Parents in uproar over poster stressing the importance of vaccinating kids
30 July 2018, 11:19 | Updated: 30 July 2018, 11:57
A note found in a U.S doctor's surgery has been slammed for 'intimidating' parents in to vaccinating their children.
A pro-vaccination poster that implies unvaccinated children have the potential to kill their own grandparents has gone viral.
Furious mum Sunni Mariah spotted the sign in her local GP clinic in Colorado, US, and posted a pic on Facebook accusing the surgery of "throwing shade" at parents who are are "anti-vaxxers".
The sign asks questions such as: "When your daughter gets rubella when pregnant, how are you going to explain you chose to leave her at risk?
"What will you say when she calls you and tells you she has cervical cancer, because you decided she wouldn't need the HPV vaccine?
"What do you tell your son when he breaks the news to you that he cannot have kids, thanks to the mumps that he got as a teenager?
"And what do you say when he gives influenza to his grandma? How do you explain she won't be coming home from hospital?
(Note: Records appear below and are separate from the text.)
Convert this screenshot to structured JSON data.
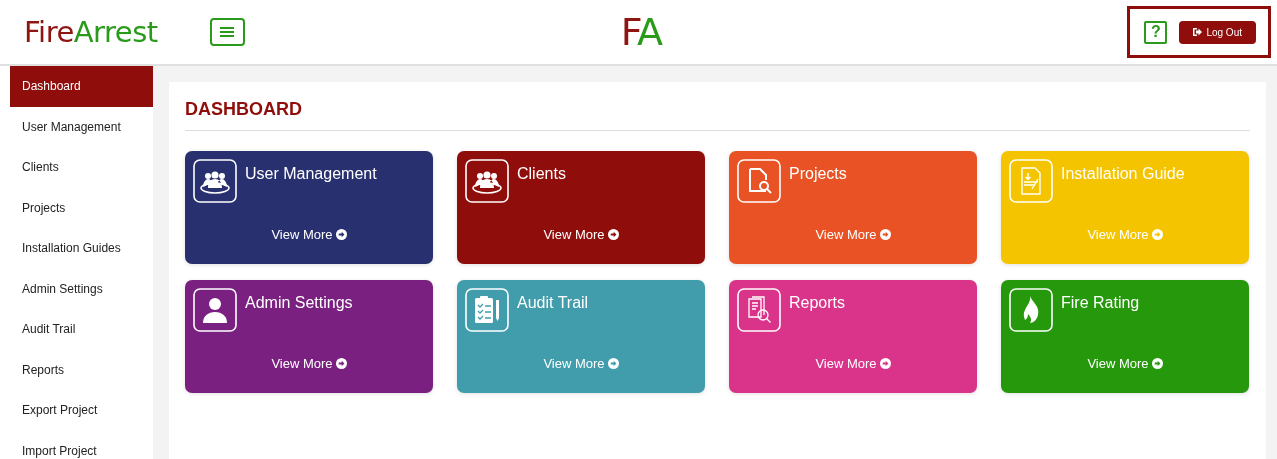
{
  "header": {
    "logo": {
      "part_1": "Fire",
      "part_2": "Arrest"
    },
    "brand_mark": {
      "part_1": "F",
      "part_2": "A"
    },
    "help_button": "?",
    "logout_button": "Log Out"
  },
  "sidebar": {
    "items": [
      {
        "label": "Dashboard",
        "selected": true
      },
      {
        "label": "User Management",
        "selected": false
      },
      {
        "label": "Clients",
        "selected": false
      },
      {
        "label": "Projects",
        "selected": false
      },
      {
        "label": "Installation Guides",
        "selected": false
      },
      {
        "label": "Admin Settings",
        "selected": false
      },
      {
        "label": "Audit Trail",
        "selected": false
      },
      {
        "label": "Reports",
        "selected": false
      },
      {
        "label": "Export Project",
        "selected": false
      },
      {
        "label": "Import Project",
        "selected": false
      }
    ]
  },
  "page": {
    "title": "DASHBOARD",
    "cards": [
      {
        "title": "User Management",
        "link": "View More",
        "color": "#283070",
        "kind": "users"
      },
      {
        "title": "Clients",
        "link": "View More",
        "color": "#8f0d0a",
        "kind": "users"
      },
      {
        "title": "Projects",
        "link": "View More",
        "color": "#e85224",
        "kind": "file-search"
      },
      {
        "title": "Installation Guide",
        "link": "View More",
        "color": "#f5c400",
        "kind": "guide"
      },
      {
        "title": "Admin Settings",
        "link": "View More",
        "color": "#7a2080",
        "kind": "person"
      },
      {
        "title": "Audit Trail",
        "link": "View More",
        "color": "#419dac",
        "kind": "clipboard"
      },
      {
        "title": "Reports",
        "link": "View More",
        "color": "#da338a",
        "kind": "report"
      },
      {
        "title": "Fire Rating",
        "link": "View More",
        "color": "#26980c",
        "kind": "flame"
      }
    ]
  }
}
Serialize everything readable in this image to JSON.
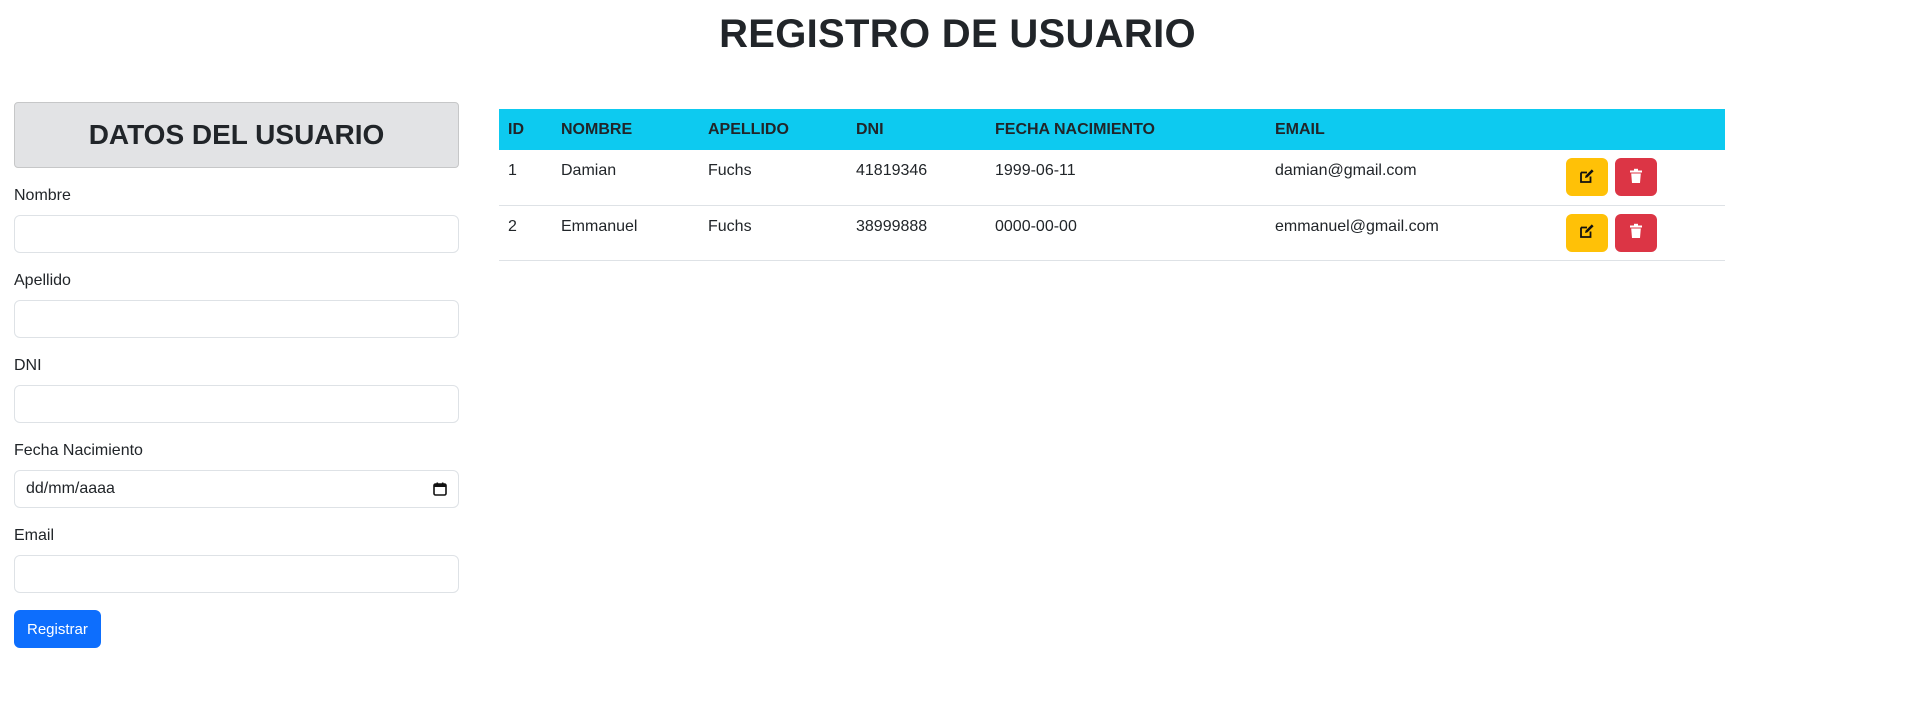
{
  "page": {
    "title": "REGISTRO DE USUARIO"
  },
  "form": {
    "header": "DATOS DEL USUARIO",
    "fields": [
      {
        "label": "Nombre",
        "value": ""
      },
      {
        "label": "Apellido",
        "value": ""
      },
      {
        "label": "DNI",
        "value": ""
      },
      {
        "label": "Fecha Nacimiento",
        "placeholder": "dd/mm/aaaa",
        "icon": "calendar-icon"
      },
      {
        "label": "Email",
        "value": ""
      }
    ],
    "submit_label": "Registrar"
  },
  "table": {
    "headers": [
      "ID",
      "NOMBRE",
      "APELLIDO",
      "DNI",
      "FECHA NACIMIENTO",
      "EMAIL",
      ""
    ],
    "rows": [
      {
        "id": "1",
        "nombre": "Damian",
        "apellido": "Fuchs",
        "dni": "41819346",
        "fecha": "1999-06-11",
        "email": "damian@gmail.com"
      },
      {
        "id": "2",
        "nombre": "Emmanuel",
        "apellido": "Fuchs",
        "dni": "38999888",
        "fecha": "0000-00-00",
        "email": "emmanuel@gmail.com"
      }
    ],
    "row_actions": [
      {
        "name": "edit-button",
        "icon": "edit-icon",
        "color": "#ffc107"
      },
      {
        "name": "delete-button",
        "icon": "trash-icon",
        "color": "#dc3545"
      }
    ]
  },
  "colors": {
    "header_bg": "#0dcaf0",
    "primary": "#0d6efd",
    "form_header_bg": "#e2e3e5"
  }
}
Not ever."
It continues: "Do you tell them you didn't think these diseases were that serious?
"That you thought that your organic, home cooked food was enough to protect them?
"Do you say sorry?"
The powerful message was originally written by Australia's Dr Rachel Heap - of the Northern Rivers Vaccination Supporters (NRVS) in New South Wales during a Facebook rant two years ago.
Her message was later adopted by the doctor's surgery in the States and used in their marketing material.
However, it later went viral when Mariah posted a pic of it on Facebook and has since racked up 205,000 shares, 32,000 likes and 5,200 comments.
It seems not everybody agreed with the post with some users taking to the comments to argue against the message, some even going as far to explain their own conspiracies surrounding the "danger" of vaccines.
Others were pro-vaccination, and claimed parents should take on board the advice as they could be putting others at risk.
However, some claimed the doctor's note should remain neutral and encrouage parents to make their own choices.
The sign comes shortly after we revealed the Australian government plans to fine parents who don't vaccinate their children.